...if you have not covered it already? It is the special circumstances of the exploitation of the elderly. They are often in poor health, defenseless and vulnerable; some of them are dying as a result. I myself was evicted by a corporation at the age of 70, and lived in my car for ten months. That experience led me to wonder how such things could happen, and I have learned SO much from the work of both you and Chris Hedges. Thank you, VirginiaL
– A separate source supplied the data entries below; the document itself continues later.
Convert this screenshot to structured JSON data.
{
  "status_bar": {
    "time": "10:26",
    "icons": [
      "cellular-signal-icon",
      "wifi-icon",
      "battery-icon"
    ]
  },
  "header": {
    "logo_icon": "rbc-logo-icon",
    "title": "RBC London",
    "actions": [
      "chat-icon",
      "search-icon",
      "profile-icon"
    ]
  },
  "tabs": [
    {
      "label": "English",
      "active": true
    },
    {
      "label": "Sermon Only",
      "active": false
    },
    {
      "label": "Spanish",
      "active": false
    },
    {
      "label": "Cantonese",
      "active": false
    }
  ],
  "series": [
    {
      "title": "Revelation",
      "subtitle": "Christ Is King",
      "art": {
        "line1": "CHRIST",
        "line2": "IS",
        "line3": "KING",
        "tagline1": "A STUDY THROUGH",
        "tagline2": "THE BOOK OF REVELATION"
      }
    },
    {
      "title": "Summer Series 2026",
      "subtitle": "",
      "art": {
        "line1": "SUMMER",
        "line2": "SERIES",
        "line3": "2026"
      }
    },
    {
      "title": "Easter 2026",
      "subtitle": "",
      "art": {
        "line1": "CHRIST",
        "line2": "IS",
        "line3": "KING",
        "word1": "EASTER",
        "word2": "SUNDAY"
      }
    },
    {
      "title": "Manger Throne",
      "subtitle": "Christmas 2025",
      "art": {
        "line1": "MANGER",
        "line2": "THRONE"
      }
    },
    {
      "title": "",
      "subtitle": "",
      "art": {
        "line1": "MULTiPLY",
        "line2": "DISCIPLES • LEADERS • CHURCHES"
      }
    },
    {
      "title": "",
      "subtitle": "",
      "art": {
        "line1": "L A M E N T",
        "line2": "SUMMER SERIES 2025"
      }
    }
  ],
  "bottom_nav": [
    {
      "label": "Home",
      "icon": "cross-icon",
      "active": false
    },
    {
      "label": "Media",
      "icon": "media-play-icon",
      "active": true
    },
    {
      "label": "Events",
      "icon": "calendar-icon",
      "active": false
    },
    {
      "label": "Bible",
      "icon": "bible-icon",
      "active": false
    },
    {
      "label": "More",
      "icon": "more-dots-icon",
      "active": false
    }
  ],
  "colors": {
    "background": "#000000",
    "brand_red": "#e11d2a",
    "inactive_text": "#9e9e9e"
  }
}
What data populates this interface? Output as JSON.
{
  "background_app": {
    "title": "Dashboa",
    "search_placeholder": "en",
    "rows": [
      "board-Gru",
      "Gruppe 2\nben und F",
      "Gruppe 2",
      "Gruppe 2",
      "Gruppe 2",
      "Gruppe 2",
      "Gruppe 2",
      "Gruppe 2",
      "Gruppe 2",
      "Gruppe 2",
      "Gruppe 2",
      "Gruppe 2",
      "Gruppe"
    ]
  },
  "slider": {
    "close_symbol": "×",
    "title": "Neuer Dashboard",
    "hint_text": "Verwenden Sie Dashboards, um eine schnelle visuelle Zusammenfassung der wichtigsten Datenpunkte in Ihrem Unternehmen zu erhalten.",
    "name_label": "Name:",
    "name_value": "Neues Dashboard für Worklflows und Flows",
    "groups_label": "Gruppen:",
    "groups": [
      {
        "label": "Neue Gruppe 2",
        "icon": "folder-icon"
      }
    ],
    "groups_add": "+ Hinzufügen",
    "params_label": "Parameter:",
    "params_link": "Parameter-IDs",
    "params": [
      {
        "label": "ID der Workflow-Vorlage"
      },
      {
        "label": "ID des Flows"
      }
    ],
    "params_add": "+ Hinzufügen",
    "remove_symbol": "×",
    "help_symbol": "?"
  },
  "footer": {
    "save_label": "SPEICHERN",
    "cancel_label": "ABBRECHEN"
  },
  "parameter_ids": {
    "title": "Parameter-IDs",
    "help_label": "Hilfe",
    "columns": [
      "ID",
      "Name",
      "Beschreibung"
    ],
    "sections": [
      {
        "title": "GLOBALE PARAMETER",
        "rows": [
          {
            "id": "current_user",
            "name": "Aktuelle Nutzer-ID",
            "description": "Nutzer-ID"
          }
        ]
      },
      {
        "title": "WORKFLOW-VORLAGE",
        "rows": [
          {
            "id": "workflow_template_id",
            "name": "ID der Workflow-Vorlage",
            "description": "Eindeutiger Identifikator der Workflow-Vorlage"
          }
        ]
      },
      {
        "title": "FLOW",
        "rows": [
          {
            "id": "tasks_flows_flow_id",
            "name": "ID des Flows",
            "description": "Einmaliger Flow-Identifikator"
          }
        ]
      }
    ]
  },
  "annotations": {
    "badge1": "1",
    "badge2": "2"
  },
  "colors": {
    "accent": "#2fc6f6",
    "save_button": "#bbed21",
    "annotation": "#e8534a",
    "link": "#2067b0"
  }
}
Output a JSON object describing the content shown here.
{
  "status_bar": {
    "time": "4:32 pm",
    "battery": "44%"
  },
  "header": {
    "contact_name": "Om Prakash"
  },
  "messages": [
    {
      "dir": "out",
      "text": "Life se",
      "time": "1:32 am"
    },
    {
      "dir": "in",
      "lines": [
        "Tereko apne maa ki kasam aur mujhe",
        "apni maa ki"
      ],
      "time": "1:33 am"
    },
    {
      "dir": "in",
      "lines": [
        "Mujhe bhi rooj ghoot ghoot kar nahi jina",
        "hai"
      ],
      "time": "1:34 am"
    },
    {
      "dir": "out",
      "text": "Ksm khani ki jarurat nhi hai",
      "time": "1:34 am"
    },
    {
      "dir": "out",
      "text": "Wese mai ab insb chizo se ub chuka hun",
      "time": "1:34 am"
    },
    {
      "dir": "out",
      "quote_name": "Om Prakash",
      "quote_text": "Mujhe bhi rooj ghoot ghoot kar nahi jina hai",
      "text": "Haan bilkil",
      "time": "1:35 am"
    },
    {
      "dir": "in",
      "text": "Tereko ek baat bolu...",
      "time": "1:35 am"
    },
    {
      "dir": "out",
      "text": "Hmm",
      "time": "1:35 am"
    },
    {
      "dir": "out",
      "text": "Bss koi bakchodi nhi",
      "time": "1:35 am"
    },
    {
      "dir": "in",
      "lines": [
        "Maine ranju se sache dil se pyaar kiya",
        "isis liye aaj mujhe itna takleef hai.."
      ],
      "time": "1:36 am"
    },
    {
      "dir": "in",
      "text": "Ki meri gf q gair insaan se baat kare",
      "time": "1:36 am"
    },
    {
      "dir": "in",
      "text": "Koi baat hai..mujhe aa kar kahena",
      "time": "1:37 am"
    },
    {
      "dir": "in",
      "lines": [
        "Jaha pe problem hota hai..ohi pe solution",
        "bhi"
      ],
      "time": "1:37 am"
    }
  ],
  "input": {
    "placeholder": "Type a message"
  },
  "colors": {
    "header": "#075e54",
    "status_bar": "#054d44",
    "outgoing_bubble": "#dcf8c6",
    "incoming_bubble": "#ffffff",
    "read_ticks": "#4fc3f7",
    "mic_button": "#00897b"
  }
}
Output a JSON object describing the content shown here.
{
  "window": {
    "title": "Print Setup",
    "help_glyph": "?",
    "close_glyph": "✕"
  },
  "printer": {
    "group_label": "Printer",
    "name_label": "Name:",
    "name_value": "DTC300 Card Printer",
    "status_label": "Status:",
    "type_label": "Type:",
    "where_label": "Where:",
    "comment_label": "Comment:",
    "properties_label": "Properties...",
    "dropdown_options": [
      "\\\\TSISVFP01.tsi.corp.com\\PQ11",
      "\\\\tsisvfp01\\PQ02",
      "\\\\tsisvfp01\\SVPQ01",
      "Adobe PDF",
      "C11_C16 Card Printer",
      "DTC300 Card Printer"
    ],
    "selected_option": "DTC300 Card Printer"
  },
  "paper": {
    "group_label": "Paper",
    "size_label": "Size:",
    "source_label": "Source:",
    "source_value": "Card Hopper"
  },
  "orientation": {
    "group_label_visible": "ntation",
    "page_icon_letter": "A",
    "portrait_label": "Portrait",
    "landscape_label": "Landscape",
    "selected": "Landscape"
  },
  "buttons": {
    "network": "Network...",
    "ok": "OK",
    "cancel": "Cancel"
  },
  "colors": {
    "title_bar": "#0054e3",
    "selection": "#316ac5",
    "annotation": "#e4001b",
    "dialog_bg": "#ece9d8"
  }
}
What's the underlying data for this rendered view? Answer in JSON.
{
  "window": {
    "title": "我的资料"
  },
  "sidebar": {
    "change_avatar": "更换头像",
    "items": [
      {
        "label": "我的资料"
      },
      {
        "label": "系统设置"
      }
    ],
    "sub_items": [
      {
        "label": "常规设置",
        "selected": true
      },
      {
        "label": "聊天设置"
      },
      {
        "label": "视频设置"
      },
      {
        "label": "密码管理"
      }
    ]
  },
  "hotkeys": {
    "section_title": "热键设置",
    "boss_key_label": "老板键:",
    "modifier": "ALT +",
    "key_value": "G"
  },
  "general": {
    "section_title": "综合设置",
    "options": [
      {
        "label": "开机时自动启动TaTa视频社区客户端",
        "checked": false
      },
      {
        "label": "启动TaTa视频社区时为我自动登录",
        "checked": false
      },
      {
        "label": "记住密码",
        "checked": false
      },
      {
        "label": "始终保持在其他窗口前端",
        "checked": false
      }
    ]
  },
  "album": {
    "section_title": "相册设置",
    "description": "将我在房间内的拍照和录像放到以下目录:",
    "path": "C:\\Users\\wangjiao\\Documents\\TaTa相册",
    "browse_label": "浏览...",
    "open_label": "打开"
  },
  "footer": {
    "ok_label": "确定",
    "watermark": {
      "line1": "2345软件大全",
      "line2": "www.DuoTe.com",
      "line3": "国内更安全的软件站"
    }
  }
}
In capitalist societies, especially when they are under pressure, the worth of human beings tends to be calculated in terms of whether and how they are useful to capitalism (as workers, as investors, as buyers, etc.) Once workers age beyond a certain point most of them are "less valuable" and so get treated less well than when they were younger. Whatever wisdom their lives acquired is deemed less valuable (if recognized at all, unlike many human societies of the past) than their reduced usefulness as workers. Likewise, if age brings a shrinkage of disposable income (which, for majorities in most capitalist countries, it does), the value of people as consumers/buyers likewise shrinks and again they become discarded. In non-capitalist societies, older persons were often revered as wise, experienced, leaders, etc in economic systems not driven to calculate human beings' worth in the way capitalism trains people to "evaluate" others.